● **Records contained in a dataset**
Content starts

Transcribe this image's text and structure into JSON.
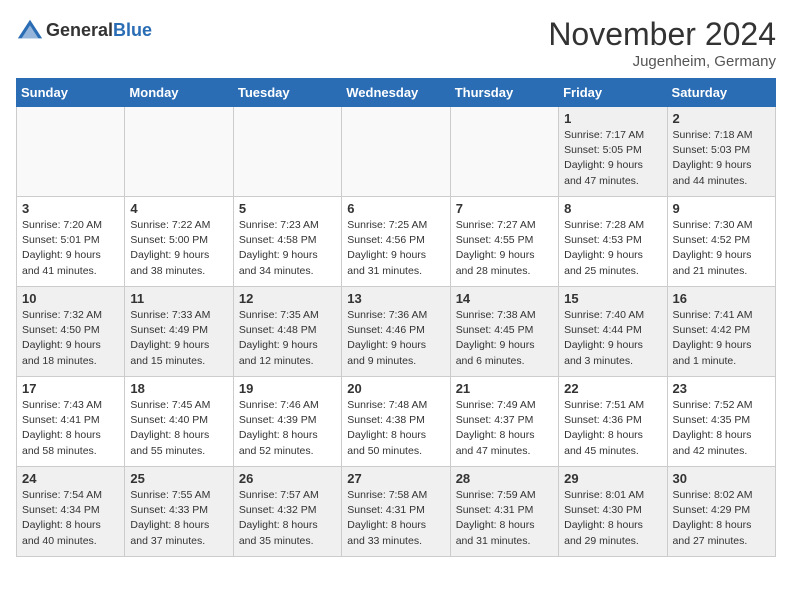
{
  "header": {
    "logo_general": "General",
    "logo_blue": "Blue",
    "month_title": "November 2024",
    "location": "Jugenheim, Germany"
  },
  "weekdays": [
    "Sunday",
    "Monday",
    "Tuesday",
    "Wednesday",
    "Thursday",
    "Friday",
    "Saturday"
  ],
  "weeks": [
    [
      {
        "day": "",
        "info": ""
      },
      {
        "day": "",
        "info": ""
      },
      {
        "day": "",
        "info": ""
      },
      {
        "day": "",
        "info": ""
      },
      {
        "day": "",
        "info": ""
      },
      {
        "day": "1",
        "info": "Sunrise: 7:17 AM\nSunset: 5:05 PM\nDaylight: 9 hours\nand 47 minutes."
      },
      {
        "day": "2",
        "info": "Sunrise: 7:18 AM\nSunset: 5:03 PM\nDaylight: 9 hours\nand 44 minutes."
      }
    ],
    [
      {
        "day": "3",
        "info": "Sunrise: 7:20 AM\nSunset: 5:01 PM\nDaylight: 9 hours\nand 41 minutes."
      },
      {
        "day": "4",
        "info": "Sunrise: 7:22 AM\nSunset: 5:00 PM\nDaylight: 9 hours\nand 38 minutes."
      },
      {
        "day": "5",
        "info": "Sunrise: 7:23 AM\nSunset: 4:58 PM\nDaylight: 9 hours\nand 34 minutes."
      },
      {
        "day": "6",
        "info": "Sunrise: 7:25 AM\nSunset: 4:56 PM\nDaylight: 9 hours\nand 31 minutes."
      },
      {
        "day": "7",
        "info": "Sunrise: 7:27 AM\nSunset: 4:55 PM\nDaylight: 9 hours\nand 28 minutes."
      },
      {
        "day": "8",
        "info": "Sunrise: 7:28 AM\nSunset: 4:53 PM\nDaylight: 9 hours\nand 25 minutes."
      },
      {
        "day": "9",
        "info": "Sunrise: 7:30 AM\nSunset: 4:52 PM\nDaylight: 9 hours\nand 21 minutes."
      }
    ],
    [
      {
        "day": "10",
        "info": "Sunrise: 7:32 AM\nSunset: 4:50 PM\nDaylight: 9 hours\nand 18 minutes."
      },
      {
        "day": "11",
        "info": "Sunrise: 7:33 AM\nSunset: 4:49 PM\nDaylight: 9 hours\nand 15 minutes."
      },
      {
        "day": "12",
        "info": "Sunrise: 7:35 AM\nSunset: 4:48 PM\nDaylight: 9 hours\nand 12 minutes."
      },
      {
        "day": "13",
        "info": "Sunrise: 7:36 AM\nSunset: 4:46 PM\nDaylight: 9 hours\nand 9 minutes."
      },
      {
        "day": "14",
        "info": "Sunrise: 7:38 AM\nSunset: 4:45 PM\nDaylight: 9 hours\nand 6 minutes."
      },
      {
        "day": "15",
        "info": "Sunrise: 7:40 AM\nSunset: 4:44 PM\nDaylight: 9 hours\nand 3 minutes."
      },
      {
        "day": "16",
        "info": "Sunrise: 7:41 AM\nSunset: 4:42 PM\nDaylight: 9 hours\nand 1 minute."
      }
    ],
    [
      {
        "day": "17",
        "info": "Sunrise: 7:43 AM\nSunset: 4:41 PM\nDaylight: 8 hours\nand 58 minutes."
      },
      {
        "day": "18",
        "info": "Sunrise: 7:45 AM\nSunset: 4:40 PM\nDaylight: 8 hours\nand 55 minutes."
      },
      {
        "day": "19",
        "info": "Sunrise: 7:46 AM\nSunset: 4:39 PM\nDaylight: 8 hours\nand 52 minutes."
      },
      {
        "day": "20",
        "info": "Sunrise: 7:48 AM\nSunset: 4:38 PM\nDaylight: 8 hours\nand 50 minutes."
      },
      {
        "day": "21",
        "info": "Sunrise: 7:49 AM\nSunset: 4:37 PM\nDaylight: 8 hours\nand 47 minutes."
      },
      {
        "day": "22",
        "info": "Sunrise: 7:51 AM\nSunset: 4:36 PM\nDaylight: 8 hours\nand 45 minutes."
      },
      {
        "day": "23",
        "info": "Sunrise: 7:52 AM\nSunset: 4:35 PM\nDaylight: 8 hours\nand 42 minutes."
      }
    ],
    [
      {
        "day": "24",
        "info": "Sunrise: 7:54 AM\nSunset: 4:34 PM\nDaylight: 8 hours\nand 40 minutes."
      },
      {
        "day": "25",
        "info": "Sunrise: 7:55 AM\nSunset: 4:33 PM\nDaylight: 8 hours\nand 37 minutes."
      },
      {
        "day": "26",
        "info": "Sunrise: 7:57 AM\nSunset: 4:32 PM\nDaylight: 8 hours\nand 35 minutes."
      },
      {
        "day": "27",
        "info": "Sunrise: 7:58 AM\nSunset: 4:31 PM\nDaylight: 8 hours\nand 33 minutes."
      },
      {
        "day": "28",
        "info": "Sunrise: 7:59 AM\nSunset: 4:31 PM\nDaylight: 8 hours\nand 31 minutes."
      },
      {
        "day": "29",
        "info": "Sunrise: 8:01 AM\nSunset: 4:30 PM\nDaylight: 8 hours\nand 29 minutes."
      },
      {
        "day": "30",
        "info": "Sunrise: 8:02 AM\nSunset: 4:29 PM\nDaylight: 8 hours\nand 27 minutes."
      }
    ]
  ]
}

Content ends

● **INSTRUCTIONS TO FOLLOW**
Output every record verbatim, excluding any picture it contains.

● **TASK RESULT**
Transcribe this image's text and structure into JSON.
{
  "header": {
    "logo_general": "General",
    "logo_blue": "Blue",
    "month_title": "November 2024",
    "location": "Jugenheim, Germany"
  },
  "weekdays": [
    "Sunday",
    "Monday",
    "Tuesday",
    "Wednesday",
    "Thursday",
    "Friday",
    "Saturday"
  ],
  "weeks": [
    [
      {
        "day": "",
        "info": ""
      },
      {
        "day": "",
        "info": ""
      },
      {
        "day": "",
        "info": ""
      },
      {
        "day": "",
        "info": ""
      },
      {
        "day": "",
        "info": ""
      },
      {
        "day": "1",
        "info": "Sunrise: 7:17 AM\nSunset: 5:05 PM\nDaylight: 9 hours\nand 47 minutes."
      },
      {
        "day": "2",
        "info": "Sunrise: 7:18 AM\nSunset: 5:03 PM\nDaylight: 9 hours\nand 44 minutes."
      }
    ],
    [
      {
        "day": "3",
        "info": "Sunrise: 7:20 AM\nSunset: 5:01 PM\nDaylight: 9 hours\nand 41 minutes."
      },
      {
        "day": "4",
        "info": "Sunrise: 7:22 AM\nSunset: 5:00 PM\nDaylight: 9 hours\nand 38 minutes."
      },
      {
        "day": "5",
        "info": "Sunrise: 7:23 AM\nSunset: 4:58 PM\nDaylight: 9 hours\nand 34 minutes."
      },
      {
        "day": "6",
        "info": "Sunrise: 7:25 AM\nSunset: 4:56 PM\nDaylight: 9 hours\nand 31 minutes."
      },
      {
        "day": "7",
        "info": "Sunrise: 7:27 AM\nSunset: 4:55 PM\nDaylight: 9 hours\nand 28 minutes."
      },
      {
        "day": "8",
        "info": "Sunrise: 7:28 AM\nSunset: 4:53 PM\nDaylight: 9 hours\nand 25 minutes."
      },
      {
        "day": "9",
        "info": "Sunrise: 7:30 AM\nSunset: 4:52 PM\nDaylight: 9 hours\nand 21 minutes."
      }
    ],
    [
      {
        "day": "10",
        "info": "Sunrise: 7:32 AM\nSunset: 4:50 PM\nDaylight: 9 hours\nand 18 minutes."
      },
      {
        "day": "11",
        "info": "Sunrise: 7:33 AM\nSunset: 4:49 PM\nDaylight: 9 hours\nand 15 minutes."
      },
      {
        "day": "12",
        "info": "Sunrise: 7:35 AM\nSunset: 4:48 PM\nDaylight: 9 hours\nand 12 minutes."
      },
      {
        "day": "13",
        "info": "Sunrise: 7:36 AM\nSunset: 4:46 PM\nDaylight: 9 hours\nand 9 minutes."
      },
      {
        "day": "14",
        "info": "Sunrise: 7:38 AM\nSunset: 4:45 PM\nDaylight: 9 hours\nand 6 minutes."
      },
      {
        "day": "15",
        "info": "Sunrise: 7:40 AM\nSunset: 4:44 PM\nDaylight: 9 hours\nand 3 minutes."
      },
      {
        "day": "16",
        "info": "Sunrise: 7:41 AM\nSunset: 4:42 PM\nDaylight: 9 hours\nand 1 minute."
      }
    ],
    [
      {
        "day": "17",
        "info": "Sunrise: 7:43 AM\nSunset: 4:41 PM\nDaylight: 8 hours\nand 58 minutes."
      },
      {
        "day": "18",
        "info": "Sunrise: 7:45 AM\nSunset: 4:40 PM\nDaylight: 8 hours\nand 55 minutes."
      },
      {
        "day": "19",
        "info": "Sunrise: 7:46 AM\nSunset: 4:39 PM\nDaylight: 8 hours\nand 52 minutes."
      },
      {
        "day": "20",
        "info": "Sunrise: 7:48 AM\nSunset: 4:38 PM\nDaylight: 8 hours\nand 50 minutes."
      },
      {
        "day": "21",
        "info": "Sunrise: 7:49 AM\nSunset: 4:37 PM\nDaylight: 8 hours\nand 47 minutes."
      },
      {
        "day": "22",
        "info": "Sunrise: 7:51 AM\nSunset: 4:36 PM\nDaylight: 8 hours\nand 45 minutes."
      },
      {
        "day": "23",
        "info": "Sunrise: 7:52 AM\nSunset: 4:35 PM\nDaylight: 8 hours\nand 42 minutes."
      }
    ],
    [
      {
        "day": "24",
        "info": "Sunrise: 7:54 AM\nSunset: 4:34 PM\nDaylight: 8 hours\nand 40 minutes."
      },
      {
        "day": "25",
        "info": "Sunrise: 7:55 AM\nSunset: 4:33 PM\nDaylight: 8 hours\nand 37 minutes."
      },
      {
        "day": "26",
        "info": "Sunrise: 7:57 AM\nSunset: 4:32 PM\nDaylight: 8 hours\nand 35 minutes."
      },
      {
        "day": "27",
        "info": "Sunrise: 7:58 AM\nSunset: 4:31 PM\nDaylight: 8 hours\nand 33 minutes."
      },
      {
        "day": "28",
        "info": "Sunrise: 7:59 AM\nSunset: 4:31 PM\nDaylight: 8 hours\nand 31 minutes."
      },
      {
        "day": "29",
        "info": "Sunrise: 8:01 AM\nSunset: 4:30 PM\nDaylight: 8 hours\nand 29 minutes."
      },
      {
        "day": "30",
        "info": "Sunrise: 8:02 AM\nSunset: 4:29 PM\nDaylight: 8 hours\nand 27 minutes."
      }
    ]
  ]
}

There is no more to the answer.